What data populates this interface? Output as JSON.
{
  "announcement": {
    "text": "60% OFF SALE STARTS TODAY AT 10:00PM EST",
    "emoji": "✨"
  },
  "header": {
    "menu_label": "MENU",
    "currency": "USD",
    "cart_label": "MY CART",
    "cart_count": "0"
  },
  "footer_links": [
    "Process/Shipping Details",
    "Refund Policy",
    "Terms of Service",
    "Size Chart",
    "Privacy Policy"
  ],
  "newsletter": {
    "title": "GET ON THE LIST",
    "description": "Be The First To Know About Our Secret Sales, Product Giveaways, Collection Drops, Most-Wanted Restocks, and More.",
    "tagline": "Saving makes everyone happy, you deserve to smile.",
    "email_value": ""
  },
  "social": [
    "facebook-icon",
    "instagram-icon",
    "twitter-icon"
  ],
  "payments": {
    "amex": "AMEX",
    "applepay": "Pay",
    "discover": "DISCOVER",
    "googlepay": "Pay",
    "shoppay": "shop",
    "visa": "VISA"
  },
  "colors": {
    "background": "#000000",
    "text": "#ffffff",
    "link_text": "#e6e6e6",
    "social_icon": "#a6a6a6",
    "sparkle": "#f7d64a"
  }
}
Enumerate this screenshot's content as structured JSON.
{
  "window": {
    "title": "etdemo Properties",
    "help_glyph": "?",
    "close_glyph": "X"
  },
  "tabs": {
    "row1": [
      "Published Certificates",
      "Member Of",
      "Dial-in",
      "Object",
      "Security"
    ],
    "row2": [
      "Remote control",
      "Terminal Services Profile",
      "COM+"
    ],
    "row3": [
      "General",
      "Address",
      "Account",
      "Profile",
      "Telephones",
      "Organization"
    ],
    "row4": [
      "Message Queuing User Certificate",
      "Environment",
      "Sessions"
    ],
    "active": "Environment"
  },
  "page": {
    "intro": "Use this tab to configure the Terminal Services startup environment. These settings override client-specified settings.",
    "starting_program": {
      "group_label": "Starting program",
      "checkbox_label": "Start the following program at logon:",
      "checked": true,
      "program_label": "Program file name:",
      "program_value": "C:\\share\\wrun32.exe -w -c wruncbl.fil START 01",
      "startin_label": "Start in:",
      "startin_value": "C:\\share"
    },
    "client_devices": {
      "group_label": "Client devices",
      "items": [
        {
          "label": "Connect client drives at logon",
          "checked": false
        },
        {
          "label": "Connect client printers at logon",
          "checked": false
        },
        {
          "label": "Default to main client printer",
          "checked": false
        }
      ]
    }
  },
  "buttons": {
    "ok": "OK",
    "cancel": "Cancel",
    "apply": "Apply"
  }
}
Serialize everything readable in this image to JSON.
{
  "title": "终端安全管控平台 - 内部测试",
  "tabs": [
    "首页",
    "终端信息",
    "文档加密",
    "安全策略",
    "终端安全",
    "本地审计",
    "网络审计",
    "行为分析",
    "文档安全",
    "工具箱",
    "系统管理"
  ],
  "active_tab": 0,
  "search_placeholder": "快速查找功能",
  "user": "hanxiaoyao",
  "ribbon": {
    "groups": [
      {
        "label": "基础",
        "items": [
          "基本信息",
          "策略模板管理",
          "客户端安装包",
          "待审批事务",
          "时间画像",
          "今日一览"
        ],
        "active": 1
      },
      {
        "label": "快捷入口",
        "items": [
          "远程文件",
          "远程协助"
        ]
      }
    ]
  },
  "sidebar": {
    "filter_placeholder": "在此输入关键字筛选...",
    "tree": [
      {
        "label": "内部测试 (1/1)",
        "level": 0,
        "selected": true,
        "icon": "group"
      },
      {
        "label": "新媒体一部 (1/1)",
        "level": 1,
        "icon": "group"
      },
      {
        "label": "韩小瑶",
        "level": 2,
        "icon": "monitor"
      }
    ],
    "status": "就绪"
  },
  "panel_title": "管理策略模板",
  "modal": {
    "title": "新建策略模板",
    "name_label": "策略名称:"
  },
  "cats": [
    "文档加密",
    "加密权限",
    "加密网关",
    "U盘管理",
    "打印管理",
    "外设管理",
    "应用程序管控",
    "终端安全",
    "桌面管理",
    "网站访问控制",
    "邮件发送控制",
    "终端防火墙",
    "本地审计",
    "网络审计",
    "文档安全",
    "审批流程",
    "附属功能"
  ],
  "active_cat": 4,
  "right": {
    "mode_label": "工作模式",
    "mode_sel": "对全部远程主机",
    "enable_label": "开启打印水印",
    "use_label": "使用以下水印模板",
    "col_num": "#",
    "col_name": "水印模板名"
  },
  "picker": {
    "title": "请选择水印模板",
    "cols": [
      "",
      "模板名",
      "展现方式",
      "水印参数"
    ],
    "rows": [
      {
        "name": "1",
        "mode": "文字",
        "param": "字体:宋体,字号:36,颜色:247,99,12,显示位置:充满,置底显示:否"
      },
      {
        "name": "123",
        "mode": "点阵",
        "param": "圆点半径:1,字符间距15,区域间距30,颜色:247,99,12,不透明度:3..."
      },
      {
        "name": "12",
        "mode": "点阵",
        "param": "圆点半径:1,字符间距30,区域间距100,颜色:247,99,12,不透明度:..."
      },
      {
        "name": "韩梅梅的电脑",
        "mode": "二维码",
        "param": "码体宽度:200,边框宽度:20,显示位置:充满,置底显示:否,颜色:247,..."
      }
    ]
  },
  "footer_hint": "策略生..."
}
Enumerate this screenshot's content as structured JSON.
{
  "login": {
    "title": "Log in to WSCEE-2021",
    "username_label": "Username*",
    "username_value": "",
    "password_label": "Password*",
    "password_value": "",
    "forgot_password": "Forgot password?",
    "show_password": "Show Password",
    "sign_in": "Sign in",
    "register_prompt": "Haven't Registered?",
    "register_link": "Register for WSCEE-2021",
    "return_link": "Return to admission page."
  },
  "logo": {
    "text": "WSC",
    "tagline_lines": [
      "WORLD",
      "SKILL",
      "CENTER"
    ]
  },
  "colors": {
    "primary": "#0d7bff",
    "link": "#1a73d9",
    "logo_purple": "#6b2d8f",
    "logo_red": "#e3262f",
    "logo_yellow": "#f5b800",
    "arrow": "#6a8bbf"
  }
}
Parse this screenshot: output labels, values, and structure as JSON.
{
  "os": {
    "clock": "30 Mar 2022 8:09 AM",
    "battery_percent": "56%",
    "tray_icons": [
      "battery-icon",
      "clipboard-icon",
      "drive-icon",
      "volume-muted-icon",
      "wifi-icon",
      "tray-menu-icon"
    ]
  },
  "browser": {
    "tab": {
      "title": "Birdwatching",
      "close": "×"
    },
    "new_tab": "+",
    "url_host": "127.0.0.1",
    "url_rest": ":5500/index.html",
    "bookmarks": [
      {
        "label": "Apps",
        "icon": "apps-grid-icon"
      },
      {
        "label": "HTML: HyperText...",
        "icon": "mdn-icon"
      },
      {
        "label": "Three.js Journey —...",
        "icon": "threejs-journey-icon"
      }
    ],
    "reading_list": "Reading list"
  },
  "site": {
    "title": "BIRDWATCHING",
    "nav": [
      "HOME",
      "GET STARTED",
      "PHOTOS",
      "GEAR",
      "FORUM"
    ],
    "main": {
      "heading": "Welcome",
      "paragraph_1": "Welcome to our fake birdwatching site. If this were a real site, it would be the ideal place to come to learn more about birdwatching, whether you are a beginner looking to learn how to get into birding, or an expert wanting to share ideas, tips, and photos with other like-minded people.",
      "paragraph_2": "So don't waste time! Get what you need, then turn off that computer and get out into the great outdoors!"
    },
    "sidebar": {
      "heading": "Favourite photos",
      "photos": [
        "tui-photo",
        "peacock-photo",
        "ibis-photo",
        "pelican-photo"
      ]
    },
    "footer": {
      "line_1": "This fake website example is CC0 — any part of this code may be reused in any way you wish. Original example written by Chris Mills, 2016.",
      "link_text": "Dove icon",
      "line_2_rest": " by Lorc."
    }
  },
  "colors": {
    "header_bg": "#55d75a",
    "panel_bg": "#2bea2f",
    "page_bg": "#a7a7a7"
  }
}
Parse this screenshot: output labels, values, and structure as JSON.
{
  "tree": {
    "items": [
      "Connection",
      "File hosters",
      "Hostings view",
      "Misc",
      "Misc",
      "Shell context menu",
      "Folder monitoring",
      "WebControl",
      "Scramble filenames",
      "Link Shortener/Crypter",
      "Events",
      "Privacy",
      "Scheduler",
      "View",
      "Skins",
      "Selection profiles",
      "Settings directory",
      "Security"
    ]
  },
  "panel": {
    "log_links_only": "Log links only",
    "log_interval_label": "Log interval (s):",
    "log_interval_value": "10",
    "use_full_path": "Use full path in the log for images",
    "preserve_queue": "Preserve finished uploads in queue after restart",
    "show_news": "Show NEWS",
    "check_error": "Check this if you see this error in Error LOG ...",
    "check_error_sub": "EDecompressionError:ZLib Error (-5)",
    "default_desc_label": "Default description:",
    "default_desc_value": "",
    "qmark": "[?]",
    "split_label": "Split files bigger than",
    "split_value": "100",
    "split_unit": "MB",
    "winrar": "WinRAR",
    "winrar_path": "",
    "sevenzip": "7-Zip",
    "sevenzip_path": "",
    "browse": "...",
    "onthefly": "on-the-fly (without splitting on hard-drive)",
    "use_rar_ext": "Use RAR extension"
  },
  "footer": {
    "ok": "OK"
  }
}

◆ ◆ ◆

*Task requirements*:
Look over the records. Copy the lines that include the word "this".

*Your solution*:
What data populates this interface? Output as JSON.
Enumerate this screenshot's content as structured JSON.
    "intro": "Use this tab to configure the Terminal Services startup environment. These settings override client-specified settings.",
Serialize everything readable in this image to JSON.
Enumerate this screenshot's content as structured JSON.
Parse this screenshot: output labels, values, and structure as JSON.
      "paragraph_1": "Welcome to our fake birdwatching site. If this were a real site, it would be the ideal place to come to learn more about birdwatching, whether you are a beginner looking to learn how to get into birding, or an expert wanting to share ideas, tips, and photos with other like-minded people.",
      "line_1": "This fake website example is CC0 — any part of this code may be reused in any way you wish. Original example written by Chris Mills, 2016.",
Parse this screenshot: output labels, values, and structure as JSON.
    "check_error": "Check this if you see this error in Error LOG ...",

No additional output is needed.